The law was interpreting a freedom, setting limits to the freedom in the laws of the states. What the NRA says now is that the freedom to bear guns is guaranteed by the constitution, and must be upheld by the Supreme Court. But, historically, the law has set limits to that freedom because that’s what a law does. Law is order, not freedom.

What the NRA really means is that there is now a legal order that requires people to bear arms (in order to be safe). But that is not freedom, it’s order. To have freedom, the law must interpret the freedom with a rule – such as concealed weapons. What seems to have happened (Pictorial 15) is that the NRA equate freedom with order: they see hi-tech rifles as freedom when actually the technology is simply order (hi-tech geometry).

The NRA already have a cy behaviour that thinks in a geometrical way. Their “freedom” is now pure order. That is why one must have a right to say “no” to any legal authority..

I replied that since he was a friend of mine, I could not betray him. Then the court waxed wroth, and the judge talked a great deal about my duty to the state, and society, and other things I did not understand, and bade me tell where my friend had flown. By this time I was becoming wrathful myself, for I had explained my position.

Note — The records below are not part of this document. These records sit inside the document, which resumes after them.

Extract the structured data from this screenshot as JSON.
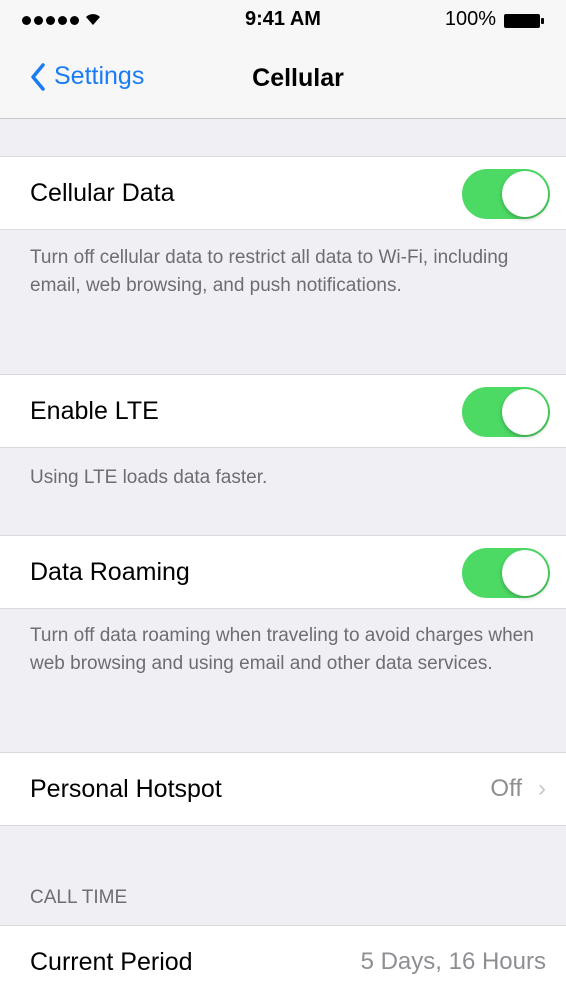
{
  "status_bar": {
    "time": "9:41 AM",
    "battery": "100%"
  },
  "nav": {
    "back_label": "Settings",
    "title": "Cellular"
  },
  "rows": {
    "cellular_data": {
      "label": "Cellular Data",
      "on": true
    },
    "cellular_data_note": "Turn off cellular data to restrict all data to Wi-Fi, including email, web browsing, and push notifications.",
    "enable_lte": {
      "label": "Enable LTE",
      "on": true
    },
    "enable_lte_note": "Using LTE loads data faster.",
    "data_roaming": {
      "label": "Data Roaming",
      "on": true
    },
    "data_roaming_note": "Turn off data roaming when traveling to avoid charges when web browsing and using email and other data services.",
    "personal_hotspot": {
      "label": "Personal Hotspot",
      "value": "Off"
    }
  },
  "call_time": {
    "header": "CALL TIME",
    "current_period": {
      "label": "Current Period",
      "value": "5 Days, 16 Hours"
    }
  },
  "colors": {
    "accent": "#1a7cf5",
    "toggle_on": "#4cd964",
    "background": "#efeff4"
  },
  "icons": {
    "back": "chevron-left-icon",
    "disclosure": "chevron-right-icon",
    "signal": "signal-dots-icon",
    "wifi": "wifi-icon",
    "battery": "battery-icon"
  }
}
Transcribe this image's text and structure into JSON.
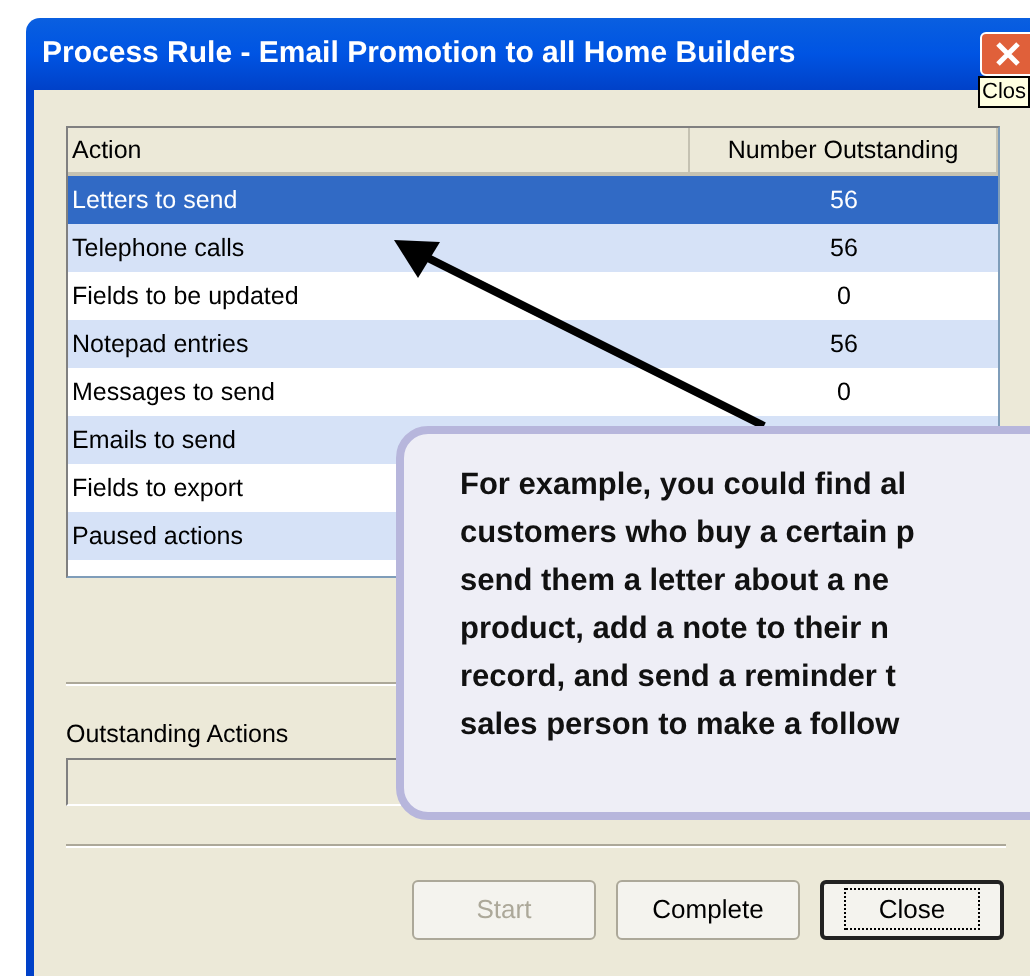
{
  "window": {
    "title": "Process Rule - Email Promotion to all Home Builders",
    "close_tooltip": "Clos"
  },
  "table": {
    "columns": [
      "Action",
      "Number Outstanding"
    ],
    "rows": [
      {
        "action": "Letters to send",
        "count": "56",
        "selected": true
      },
      {
        "action": "Telephone calls",
        "count": "56",
        "selected": false
      },
      {
        "action": "Fields to be updated",
        "count": "0",
        "selected": false
      },
      {
        "action": "Notepad entries",
        "count": "56",
        "selected": false
      },
      {
        "action": "Messages to send",
        "count": "0",
        "selected": false
      },
      {
        "action": "Emails to send",
        "selected": false
      },
      {
        "action": "Fields to export",
        "selected": false
      },
      {
        "action": "Paused actions",
        "selected": false
      }
    ]
  },
  "progress": {
    "label": "Outstanding Actions",
    "level": 0
  },
  "buttons": [
    {
      "label": "Start",
      "disabled": true,
      "default": false
    },
    {
      "label": "Complete",
      "disabled": false,
      "default": false
    },
    {
      "label": "Close",
      "disabled": false,
      "default": true
    }
  ],
  "callout": {
    "lines": [
      "For example, you could find al",
      "customers who buy a certain p",
      "send them a letter about a ne",
      "product, add a note to their n",
      "record, and send a reminder t",
      "sales person to make a follow"
    ]
  }
}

"But I choked my ire and held my peace, and the judge squalled that I had shown contempt for the court, and that I should be hurled into a dungeon to rot until I betrayed my friend. So then, seeing they were all mad, I drew my sword and cleft the judge's skull; then I cut my way out of the court, and seeing the high constable's stallion tied near by, I rode for the wharfs, where I thought to find a ship bound for foreign ports."  (Queen of the Black Coast)

.. the “natural man” or the barbarian pushing back against Roman Law. The introspective adventurer of Weird Tales, the outward-bound pilgrim of Howard’s historical tales and his barbarians treading the lands with sandalled feet. The Nazarene. That is freedom and there seems to be a “flip” from a world of freedom of the individual to one of pure order that legislates for a parallel reality of hi-tech geometry. That world is cy.

There seems to be total confusion in the corridors of power, so that’s coming-up next.



Tales of Faith 3 | Pictorial 16 | Tales of Faith 4